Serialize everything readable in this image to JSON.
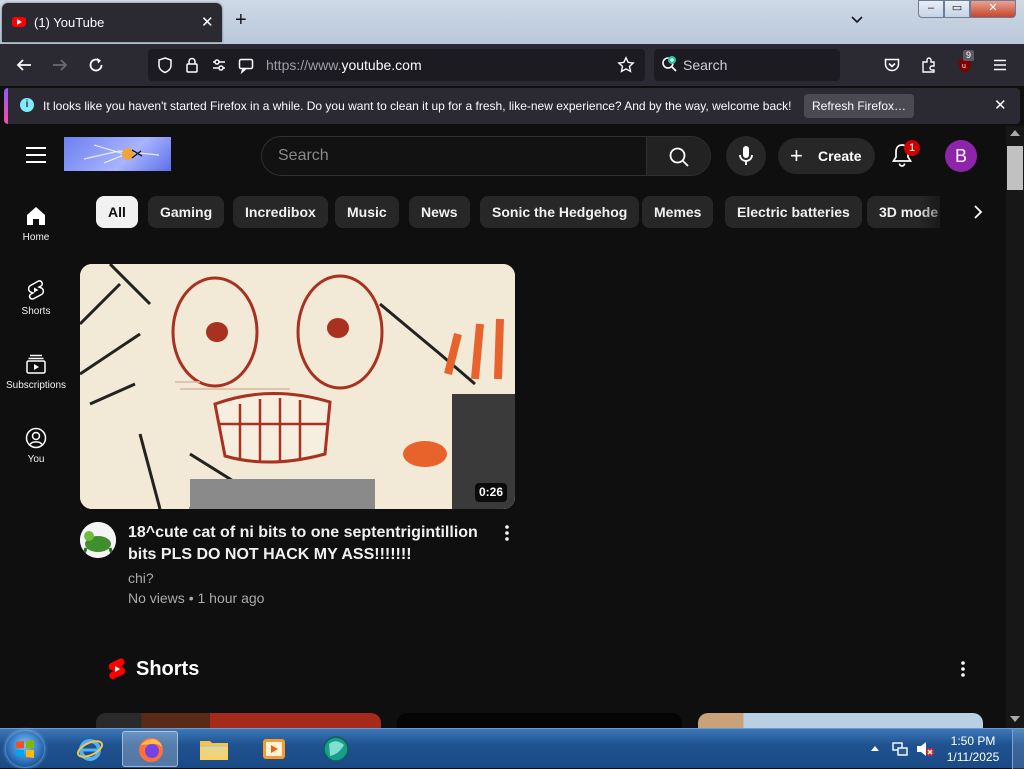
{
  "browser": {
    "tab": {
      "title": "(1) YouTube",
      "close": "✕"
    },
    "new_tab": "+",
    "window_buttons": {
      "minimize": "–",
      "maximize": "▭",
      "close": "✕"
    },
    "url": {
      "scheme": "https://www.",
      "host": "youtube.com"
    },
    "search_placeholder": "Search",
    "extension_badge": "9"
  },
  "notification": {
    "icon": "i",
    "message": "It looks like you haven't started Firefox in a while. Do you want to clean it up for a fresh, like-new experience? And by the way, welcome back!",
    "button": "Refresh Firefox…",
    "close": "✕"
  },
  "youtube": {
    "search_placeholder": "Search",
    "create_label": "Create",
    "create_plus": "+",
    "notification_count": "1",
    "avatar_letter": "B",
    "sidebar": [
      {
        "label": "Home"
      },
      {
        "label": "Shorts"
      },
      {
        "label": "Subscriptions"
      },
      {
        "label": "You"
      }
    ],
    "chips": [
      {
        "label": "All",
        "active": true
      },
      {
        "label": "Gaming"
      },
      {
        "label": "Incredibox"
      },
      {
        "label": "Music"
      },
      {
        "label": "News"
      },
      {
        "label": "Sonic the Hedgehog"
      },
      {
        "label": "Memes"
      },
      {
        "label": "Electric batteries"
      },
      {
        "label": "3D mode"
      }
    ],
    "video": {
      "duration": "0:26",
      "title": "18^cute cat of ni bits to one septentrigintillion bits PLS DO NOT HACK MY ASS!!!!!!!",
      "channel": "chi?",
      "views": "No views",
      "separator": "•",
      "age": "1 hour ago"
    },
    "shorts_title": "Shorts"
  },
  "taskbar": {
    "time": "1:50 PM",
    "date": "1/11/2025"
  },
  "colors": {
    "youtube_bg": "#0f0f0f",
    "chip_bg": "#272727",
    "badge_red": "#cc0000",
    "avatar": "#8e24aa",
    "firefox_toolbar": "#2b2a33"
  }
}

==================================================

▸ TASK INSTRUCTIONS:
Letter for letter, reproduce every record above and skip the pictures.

▸ OUTPUT FOR THIS EXERCISE:
Serialize everything readable in this image to JSON.
{
  "browser": {
    "tab": {
      "title": "(1) YouTube",
      "close": "✕"
    },
    "new_tab": "+",
    "window_buttons": {
      "minimize": "–",
      "maximize": "▭",
      "close": "✕"
    },
    "url": {
      "scheme": "https://www.",
      "host": "youtube.com"
    },
    "search_placeholder": "Search",
    "extension_badge": "9"
  },
  "notification": {
    "icon": "i",
    "message": "It looks like you haven't started Firefox in a while. Do you want to clean it up for a fresh, like-new experience? And by the way, welcome back!",
    "button": "Refresh Firefox…",
    "close": "✕"
  },
  "youtube": {
    "search_placeholder": "Search",
    "create_label": "Create",
    "create_plus": "+",
    "notification_count": "1",
    "avatar_letter": "B",
    "sidebar": [
      {
        "label": "Home"
      },
      {
        "label": "Shorts"
      },
      {
        "label": "Subscriptions"
      },
      {
        "label": "You"
      }
    ],
    "chips": [
      {
        "label": "All",
        "active": true
      },
      {
        "label": "Gaming"
      },
      {
        "label": "Incredibox"
      },
      {
        "label": "Music"
      },
      {
        "label": "News"
      },
      {
        "label": "Sonic the Hedgehog"
      },
      {
        "label": "Memes"
      },
      {
        "label": "Electric batteries"
      },
      {
        "label": "3D mode"
      }
    ],
    "video": {
      "duration": "0:26",
      "title": "18^cute cat of ni bits to one septentrigintillion bits PLS DO NOT HACK MY ASS!!!!!!!",
      "channel": "chi?",
      "views": "No views",
      "separator": "•",
      "age": "1 hour ago"
    },
    "shorts_title": "Shorts"
  },
  "taskbar": {
    "time": "1:50 PM",
    "date": "1/11/2025"
  },
  "colors": {
    "youtube_bg": "#0f0f0f",
    "chip_bg": "#272727",
    "badge_red": "#cc0000",
    "avatar": "#8e24aa",
    "firefox_toolbar": "#2b2a33"
  }
}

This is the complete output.